The performance and compatibility of Function.prototype.bind and the resulting bound function objects has traditionally always been an issue in V8 (and thereby in Chromium based browsers and Node.js driven servers).

Consider the following simple test driver, which defines a (non-trivial) test function foo and creates two bound functions foo1 and foo2 based on it, which both bind the receiver and the first argument to some primitive.

Now running this program with V8 tip-of-tree as of today requires a whopping 12,078ms to execute the test loop on a HP z620 work station running Ubuntu 14.04. Looking at the performance profile, almost all the time is spend in the boundFunction builtin (and the associated helper runtime functions) that acts as a trampoline for bound functions. Looking closely into that function, we see that on every possible [[Call]] path through the function (the [[Construct]] path uses the %NewObjectFromBound C++ builtin), we bailout to C++ at least twice, once into %BoundFunctionGetBindings, which returns a new Array with the bound target function, the bound this and the bound arguments, and once into %Apply, which calls back into JavaScript to execute the actual target function with the actual parameters.

Calling into C++ is certainly not fast in V8, but calling back from C++ into JavaScript is very expensive.
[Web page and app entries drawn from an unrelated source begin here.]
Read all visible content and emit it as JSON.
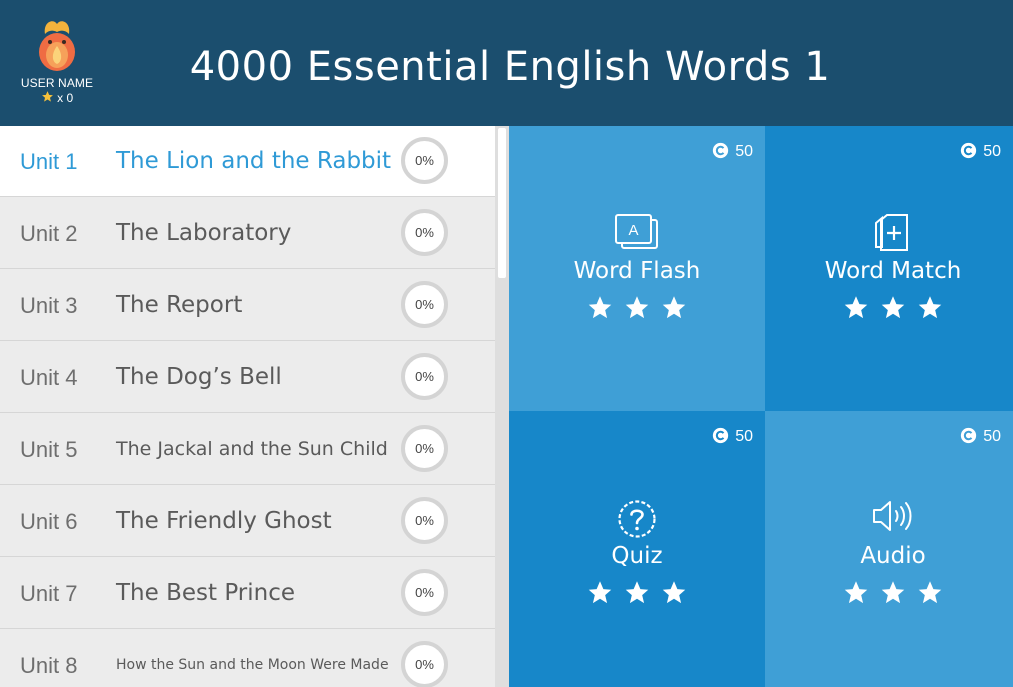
{
  "header": {
    "title": "4000 Essential English Words 1",
    "user_name": "USER NAME",
    "star_count": "x 0"
  },
  "units": [
    {
      "unit": "Unit 1",
      "title": "The Lion and the Rabbit",
      "progress": "0%",
      "active": true
    },
    {
      "unit": "Unit 2",
      "title": "The Laboratory",
      "progress": "0%"
    },
    {
      "unit": "Unit 3",
      "title": "The Report",
      "progress": "0%"
    },
    {
      "unit": "Unit 4",
      "title": "The Dog’s Bell",
      "progress": "0%"
    },
    {
      "unit": "Unit 5",
      "title": "The Jackal and the Sun Child",
      "progress": "0%"
    },
    {
      "unit": "Unit 6",
      "title": "The Friendly Ghost",
      "progress": "0%"
    },
    {
      "unit": "Unit 7",
      "title": "The Best Prince",
      "progress": "0%"
    },
    {
      "unit": "Unit 8",
      "title": "How the Sun and the Moon Were Made",
      "progress": "0%"
    }
  ],
  "activities": [
    {
      "label": "Word Flash",
      "coins": "50",
      "icon": "word-flash-icon",
      "stars": 3,
      "color": "#3f9fd6"
    },
    {
      "label": "Word Match",
      "coins": "50",
      "icon": "word-match-icon",
      "stars": 3,
      "color": "#1787c9"
    },
    {
      "label": "Quiz",
      "coins": "50",
      "icon": "quiz-icon",
      "stars": 3,
      "color": "#1787c9"
    },
    {
      "label": "Audio",
      "coins": "50",
      "icon": "audio-icon",
      "stars": 3,
      "color": "#3f9fd6"
    }
  ],
  "colors": {
    "header_bg": "#1b4e6e",
    "accent": "#2f9ad6",
    "list_bg": "#ececec"
  }
}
Also building one or two temporary Arrays on every invocation of a bound function is not cheap, and can cause unnecessary GC traffic. So, there’s a lot of room for improvement here. I’ve been working on a new approach to implement Bound Function Exotic Objects in V8 for a few months now, as part of a bigger project to fully support objects with [[Call]] and [[Construct]] internal methods that are not ECMAScript Function objects, i.e. to support Proxy Objects. After a lot of yak shaving, I now reached a point where I’m close to landing my new baseline implementation for Function.prototype.bind.

Running the test program above with my patch requires 239ms for the test loop, which is already a 50x improvement. There’s still some more cleanup to be done in order to land the patch (i.e. some API functions seem to require additional work to deal properly with the new representation of bound function objects), but the baseline results are already very promising. Once the baseline implementation is stabilized, we can start looking into optimizing bound functions, i.e. enable inlining of bound functions - which should boost this particular case to 100x improvement - and properly collecting and dealing with bound function type feedback.

I hope that this will in particular help web sites and web apps using React, because React makes heavy use of Function.prototype.bind. But for React we will also need to look into the performance of Function.prototype.bind itself and not only the throughput of bound functions, in order to reduce latency and startup time.